For the next five decades after leaving the orphanage, I ricocheted through life, leaving emotional scars on everyone foolish enough to enter my private life. I failed miserably in three marriages and never made a friend. But I was successful in my professional life. I realized that I had no social skills and therefore had to rely on being more knowledgeable and better prepared than any of my peers. This brought me a grudging respect and a certain measure of financial success, and allowed me to remain anonymous as a person. I rejected every attempt at intimacy, expressions of love or friendship, and was passionate in protecting my shame, guilt, and unworthiness. Through all these years, I hated my father for abandoning me, and rejected my religion for the harsh treatment I received during my childhood. I relied totally on myself and rejected anyone who got too “close” to my emotional self. I made it into retirement alone, miserable but intact---or so I thought.

While preparing my sailboat for a trip to the Caribbean, where I would get hired to captain the boat for people, and start a new phase of my life, I had an accident that resulted in the loss of one of my legs. Overnight I became a disabled person with all the ramifications and connotations associated with a physical disability. As a person who was emotionally invisible, this was something that I could not deal with. My invisibility disappeared overnight. I was “reduced” to a wheelchair and for the first time in my life, I was totally visible. I had been “outed” in a most significant way. I had no defense for this most obvious of conditions. In my “cold gray light of dawn moment,” I seriously considered ending it all. I believe it was the incredible care, both physical and emotional, that I received during my three months in the rehabilitation hospital that finally swayed me to reject this option and that gave me the strength to make the phone call that would transform my life. A therapist whom I knew by acquaintance and reputation agreed to take me on in spite of the mountains of baggage that I dragged into the therapy room.

I have now been in weekly therapy for almost five years. I am still disabled, but my emotional self, my soul, my heart, and my understanding of who I am has all been changed forever. I am now able to live without the fear of being found unworthy. The intense anxiety of being found out, which interfered with my getting close to anyone, no longer plagues me. The shame of my existence has been replaced with a worthiness I never knew existed.

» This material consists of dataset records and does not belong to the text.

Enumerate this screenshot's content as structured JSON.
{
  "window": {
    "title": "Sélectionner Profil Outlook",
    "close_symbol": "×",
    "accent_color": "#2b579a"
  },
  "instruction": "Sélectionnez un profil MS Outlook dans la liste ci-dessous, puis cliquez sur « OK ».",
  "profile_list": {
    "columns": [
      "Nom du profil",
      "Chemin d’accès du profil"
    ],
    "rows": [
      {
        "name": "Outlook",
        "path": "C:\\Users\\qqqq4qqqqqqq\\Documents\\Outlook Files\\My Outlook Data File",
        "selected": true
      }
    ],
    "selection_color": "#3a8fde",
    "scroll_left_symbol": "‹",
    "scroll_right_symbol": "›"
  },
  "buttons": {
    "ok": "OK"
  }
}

I have replaced cynicism with awareness and caring about other people. The guilt, which isolated me from intimacy, no longer holds me prisoner. The father I hated is now remembered with sorrow, understanding, and sadness at not having had the chance to know or love him. I have accepted my disability.

How did all this happen? No, it is not a fairy tale! It happened because I was blessed with a skilled and caring therapist. A therapist who accepted me as I was, and who applied her skill to my situation using all the processes at her disposal to bring the “Inner Child” I had been protecting out into the open, finally allowing me to understand the how and why of my wanting to be “Invisible.” She is the first person I have ever trusted and through this trust she has gently peeled away all the layers of my defense mechanisms. She has led me down the path of awareness and worthiness, helped me find my spiritual self, enabled me to know that I mattered and was a good person. These are not simple matters. They were at the heart of my unexamined life. I am now able, for the first time in my life, to accept love and intimacy and return them in kind. There is a new intensity to my life, a life now worth living, as I share my life with and care about other people. I am now able to trust and take the risk of allowing someone to get close to me. It is now an examined life. I am by no means perfect, I still have pangs of fear at exposing myself but in spite of this I now move forward and take the risk and that makes all the difference. I have undergone a “Lasting Transformation.”